The whole Lexus Culinary Masters title was new, but these were well-known names already: Boulud, Dean Fearing of Fearing’s, Chiarello of Bottega, Christopher Kostow of the Restaurant at Meadowood, Masaharu Morimoto of Morimoto and Michael Symon of Lola. Last year, as winds whipped the tent walls, each of the six legends whipped through demos designed to flesh out the six tastes (bitter, salty, sour, astringent, sweet, spicy/pungent and umami). It was a spectacle to behold by itself, plus attendees tasted the results and sipped Roederer too. (The six also did a blockbuster dinner.) But more spellbinding might be what it hints at – while this six-pack experiments with various projects, what teamwork will come next as PBF&W ages further?
In another demo later that weekend in the same space, a fiesty Guy Fieri asked, “Has this been a party or what?” The answer was obvious. Expect the same one for 2012, and an essentially flawless five-for-five for the ever-burgeoning PBF&W dynasty.
• Catch this 22: To celebrate its 22nd b-day, Cibo Ristorante (649-8151) is dropping 22 percent off checks for anyone who mentions the anniversary all April long.
• Another tasty 22: Starting Earth Day (April 22), Whole Foods Market will no longer carry wild-caught fish rated red by Seafood Watch – and not just here, within swimming distance of the Aquarium, but nationally.
• Hit p. 44 to check out Stuart Thornton’s review of celebrated foodie flick Jiro Dreams of Sushi, showing at Osio Cinemas starting Friday, April 6.
• Tasty collaboration as Esteban Restaurant and Joyce Winery get a wine dinner going 6pm Wednesday, April 11: crab salad, braised pork belly, roast duck, lamb roulade and goat cheese cake make up the five courses to pair with JW’s best (375-0176, $68++).
• Crossroads Carmel donated tix to the Iron Chef Dinner (which is already sold out) and Opening Night Reception at PBF&W (see story, this page) to the SPCA. Bid on them, get a write-off, and help your kitten karma at www.spcamc.org/auction.html.
• Bet you a kale chip I’m not alone in hoping the monthly Independent Marketplace at the Independent Sand City 4-9pm Thursday (April 5) is as cool as advertised – organic greens, sustainable meats and seafood, food carts, local jams and honey, art, live DJ action, beer and wine, Henry Miller Library books, records and film. Look for a report from its debut on the blog.
• April is National Poetry Month (and International Guitar Month, Keep America Beautiful Month, Child Abuse Awareness Month, National Anxiety Month, National Humor Month, National Welding Month and National Garden Month). Drop a haiku on the Wild Thyme Deli & Cafe (884-2414) Facebook page by April 30 and the best one wins a $40 gift certificate. As I heard from a 5-7-5 friend when I sent word the contest was go: “It is so-o on/ Good food puts me in the mood/ to woo with haiku.”
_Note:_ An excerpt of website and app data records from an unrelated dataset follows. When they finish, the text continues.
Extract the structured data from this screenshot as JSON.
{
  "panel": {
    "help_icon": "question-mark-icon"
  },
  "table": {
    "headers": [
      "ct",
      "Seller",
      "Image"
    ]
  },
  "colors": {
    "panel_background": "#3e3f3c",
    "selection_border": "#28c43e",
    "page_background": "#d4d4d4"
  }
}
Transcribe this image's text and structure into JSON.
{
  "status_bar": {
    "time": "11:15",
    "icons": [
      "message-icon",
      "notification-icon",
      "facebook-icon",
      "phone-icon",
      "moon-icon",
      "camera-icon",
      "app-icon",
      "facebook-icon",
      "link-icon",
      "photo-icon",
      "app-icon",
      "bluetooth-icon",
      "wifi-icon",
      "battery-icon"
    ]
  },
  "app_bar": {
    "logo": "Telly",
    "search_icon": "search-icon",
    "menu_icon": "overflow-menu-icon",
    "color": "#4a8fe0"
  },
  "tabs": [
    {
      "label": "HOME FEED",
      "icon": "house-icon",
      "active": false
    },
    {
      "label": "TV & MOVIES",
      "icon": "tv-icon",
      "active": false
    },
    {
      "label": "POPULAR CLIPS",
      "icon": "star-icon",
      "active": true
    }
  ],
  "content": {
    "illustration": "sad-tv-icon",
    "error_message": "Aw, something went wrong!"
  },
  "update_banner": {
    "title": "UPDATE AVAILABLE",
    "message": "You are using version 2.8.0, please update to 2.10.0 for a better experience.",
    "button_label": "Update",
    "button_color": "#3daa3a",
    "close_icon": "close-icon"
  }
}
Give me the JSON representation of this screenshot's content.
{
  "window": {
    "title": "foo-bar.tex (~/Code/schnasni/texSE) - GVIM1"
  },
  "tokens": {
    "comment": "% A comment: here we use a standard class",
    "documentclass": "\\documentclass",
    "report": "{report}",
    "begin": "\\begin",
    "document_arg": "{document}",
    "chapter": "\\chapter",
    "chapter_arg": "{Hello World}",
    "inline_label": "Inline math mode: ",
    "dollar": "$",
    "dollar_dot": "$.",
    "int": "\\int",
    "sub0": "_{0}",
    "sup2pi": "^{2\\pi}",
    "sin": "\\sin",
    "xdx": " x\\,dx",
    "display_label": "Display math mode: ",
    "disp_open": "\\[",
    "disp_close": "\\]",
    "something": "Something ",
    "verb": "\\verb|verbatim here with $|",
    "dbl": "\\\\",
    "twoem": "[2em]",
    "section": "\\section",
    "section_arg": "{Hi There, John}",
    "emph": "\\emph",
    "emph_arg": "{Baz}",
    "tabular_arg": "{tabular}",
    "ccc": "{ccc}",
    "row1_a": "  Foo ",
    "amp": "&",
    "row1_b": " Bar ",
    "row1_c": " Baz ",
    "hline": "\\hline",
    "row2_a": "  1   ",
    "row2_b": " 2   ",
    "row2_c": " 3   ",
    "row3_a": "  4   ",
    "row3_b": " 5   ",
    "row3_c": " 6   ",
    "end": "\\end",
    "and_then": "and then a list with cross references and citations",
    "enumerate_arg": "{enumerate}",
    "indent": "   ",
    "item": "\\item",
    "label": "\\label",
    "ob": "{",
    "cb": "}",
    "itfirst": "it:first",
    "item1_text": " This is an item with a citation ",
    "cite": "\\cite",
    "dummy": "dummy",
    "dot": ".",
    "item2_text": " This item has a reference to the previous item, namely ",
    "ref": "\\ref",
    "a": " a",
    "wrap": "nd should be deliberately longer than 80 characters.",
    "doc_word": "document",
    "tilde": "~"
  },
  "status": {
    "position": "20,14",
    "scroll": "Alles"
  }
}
• From Wallace Stevens: “A poet looks at the world the way a man looks at a woman.”